Yes, the CDC recommends that you should always test bats that are in your house and that you catch.
Do I Need A Rabies Shot?
The Center for Disease Control (CDC) is very clear when addressing rabies. “Recent data suggest that transmission of the rabies virus can occur from minor, seemingly unimportant, or unrecognized bites from bats… Rabies post-exposure prophylaxis is recommended for all persons with [a possible] bite, scratch, or mucous membrane exposure to a bat unless the bat is available for testing and is negative for evidence of rabies.”
If the bat was in a room with a child, a person asleep, a person intoxicated, or someone mentally impaired, they should seek medical attention. Post-exposure rabies shots may save your life, but the shots are very expensive so it is important to get the answer right!
For more information about when to get rabies shots, Visit Here and Here, to view the CDC government website.
If you can safely collect the bat you’ve come in contact with and submit it for rabies diagnosis, you may not need post-exposure rabies shots. To test a bat for rabies virus, its brain must be intact. The bat can be dead or alive when you collect it, but it will be euthanized for the test. You must preserve the bat in a container until it can be picked up or dropped off for testing. If the bat is dead, it should be stored in a cool place to prevent decomposition.

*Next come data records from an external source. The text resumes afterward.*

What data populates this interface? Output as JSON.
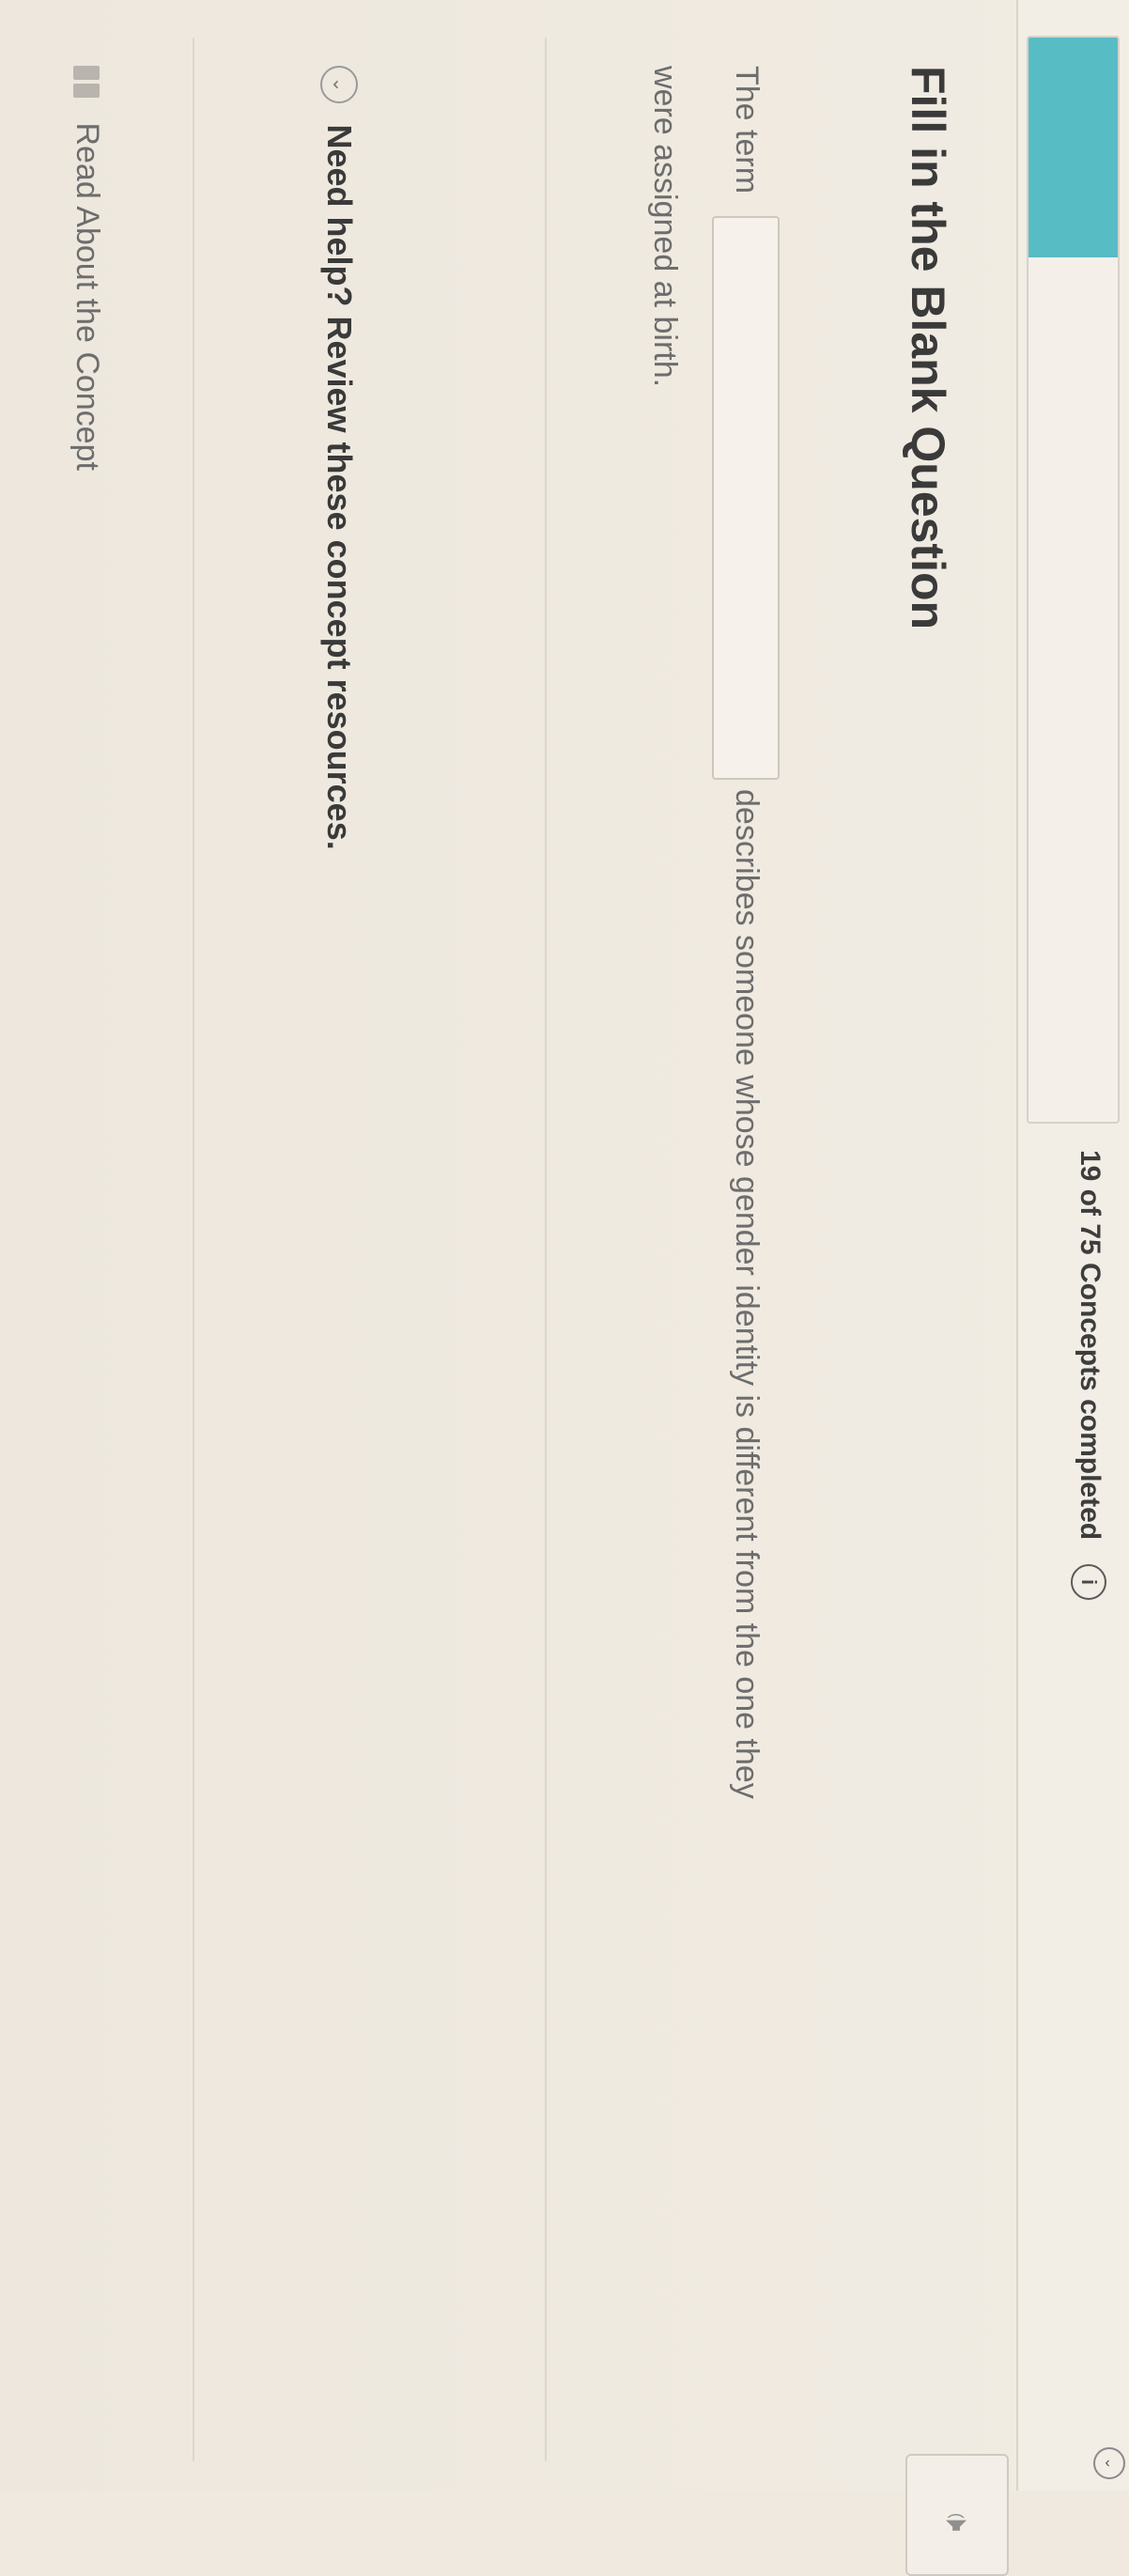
{
  "progress": {
    "text": "19 of 75 Concepts completed",
    "completed": 19,
    "total": 75,
    "fill_fraction": 0.253
  },
  "icons": {
    "info": "i",
    "expand": "⌄",
    "chevron": "⌄",
    "audio": "🕩"
  },
  "question": {
    "title": "Fill in the Blank Question",
    "sentence_start": "The term",
    "blank_value": "",
    "sentence_end_line1": "describes someone whose gender identity is different from the one they",
    "sentence_line2": "were assigned at birth."
  },
  "help": {
    "label": "Need help? Review these concept resources."
  },
  "resources": [
    {
      "label": "Read About the Concept"
    }
  ],
  "colors": {
    "progress_fill": "#58bcc4",
    "background": "#efe9e0"
  }
}
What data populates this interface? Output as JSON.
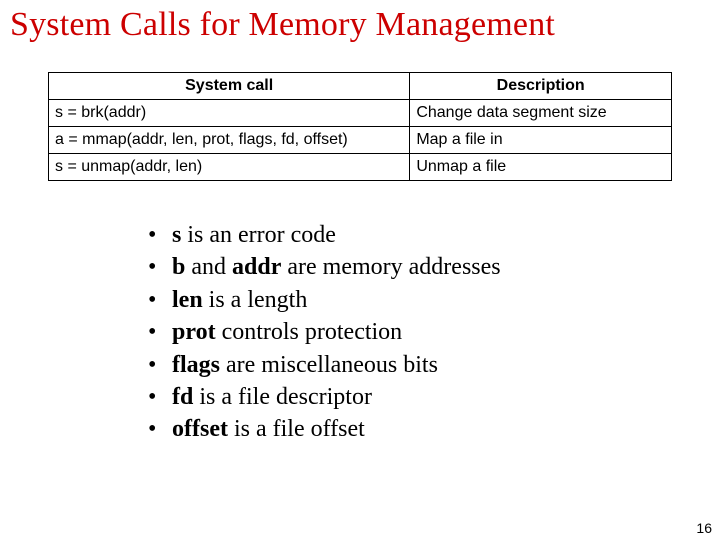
{
  "title": "System Calls for Memory Management",
  "table": {
    "headers": {
      "call": "System call",
      "desc": "Description"
    },
    "rows": [
      {
        "call": "s = brk(addr)",
        "desc": "Change data segment size"
      },
      {
        "call": "a = mmap(addr, len, prot, flags, fd, offset)",
        "desc": "Map a file in"
      },
      {
        "call": "s = unmap(addr, len)",
        "desc": "Unmap a file"
      }
    ]
  },
  "bullets": [
    {
      "bold": "s",
      "rest": " is an error  code"
    },
    {
      "bold": "b",
      "rest": " and ",
      "bold2": "addr",
      "rest2": " are memory addresses"
    },
    {
      "bold": "len",
      "rest": " is a length"
    },
    {
      "bold": "prot",
      "rest": " controls protection"
    },
    {
      "bold": "flags",
      "rest": " are miscellaneous bits"
    },
    {
      "bold": "fd",
      "rest": " is a file descriptor"
    },
    {
      "bold": "offset",
      "rest": " is a file offset"
    }
  ],
  "page_number": "16",
  "bullet_char": "•"
}
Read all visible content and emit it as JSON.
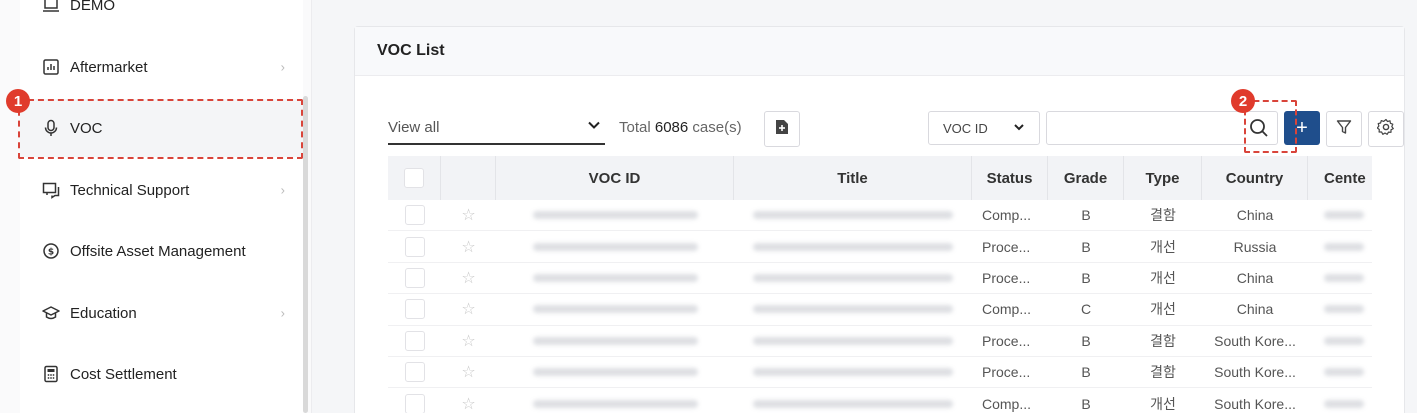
{
  "sidebar": {
    "items": [
      {
        "label": "DEMO",
        "icon": "laptop-icon",
        "has_chevron": false
      },
      {
        "label": "Aftermarket",
        "icon": "bar-chart-icon",
        "has_chevron": true
      },
      {
        "label": "VOC",
        "icon": "microphone-icon",
        "has_chevron": false
      },
      {
        "label": "Technical Support",
        "icon": "chat-icon",
        "has_chevron": true
      },
      {
        "label": "Offsite Asset Management",
        "icon": "dollar-coin-icon",
        "has_chevron": false
      },
      {
        "label": "Education",
        "icon": "graduation-cap-icon",
        "has_chevron": true
      },
      {
        "label": "Cost Settlement",
        "icon": "calculator-icon",
        "has_chevron": false
      }
    ]
  },
  "markers": [
    "1",
    "2"
  ],
  "panel": {
    "title": "VOC List"
  },
  "toolbar": {
    "view_select": "View all",
    "total_prefix": "Total",
    "total_count": "6086",
    "total_suffix": "case(s)",
    "search_field_select": "VOC ID",
    "search_value": "",
    "add_label": "+"
  },
  "table": {
    "headers": [
      "",
      "",
      "VOC ID",
      "Title",
      "Status",
      "Grade",
      "Type",
      "Country",
      "Cente"
    ],
    "rows": [
      {
        "status": "Comp...",
        "grade": "B",
        "type": "결함",
        "country": "China"
      },
      {
        "status": "Proce...",
        "grade": "B",
        "type": "개선",
        "country": "Russia"
      },
      {
        "status": "Proce...",
        "grade": "B",
        "type": "개선",
        "country": "China"
      },
      {
        "status": "Comp...",
        "grade": "C",
        "type": "개선",
        "country": "China"
      },
      {
        "status": "Proce...",
        "grade": "B",
        "type": "결함",
        "country": "South Kore..."
      },
      {
        "status": "Proce...",
        "grade": "B",
        "type": "결함",
        "country": "South Kore..."
      },
      {
        "status": "Comp...",
        "grade": "B",
        "type": "개선",
        "country": "South Kore..."
      }
    ]
  },
  "colors": {
    "accent": "#1f4e8c",
    "highlight": "#e03b2c"
  }
}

Is Bat Guano Dangerous?
In most cases, you can sweep up and clean bat guano without any cause for concern, however, we always recommend wearing protective equipment such as gloves, mask, and goggles. There is a small chance you can come into contact with and contract Histoplasmosis. A small amount of bat guano should be a harmless as a few mouse droppings. Once the guano piles up, a fungus that causes histoplasmosis can start to grow, and this is when you need to be careful.
If you are going to clean up bat guano by yourself, we recommend spraying the guano with bleach or fungicide before disturbing it to help mitigate your risk. The best thing you can do is talk to a professional (like us) before attempting to clean up a large amount of bat guano first.
If you do not want to clean up bat guano, we would be more than happy to do it for you and provide our services to you!
Will My Insurance Cover The Cost Of Bat Removal Services?
As long as you don’t have a stated coverage policy excluding bats, your insurance probably allows for some sort of coverage for damages caused to the sheetrock by bats. Getting this coverage is often difficult but can be done.
If you purchased your home in the last 24 months and the infestation was not disclosed to you, the errors and omissions insurance for the real estate agent and the home inspector involved in the sale may provide coverage. Additionally, the seller of the property is often liable for the first 24 months after purchase.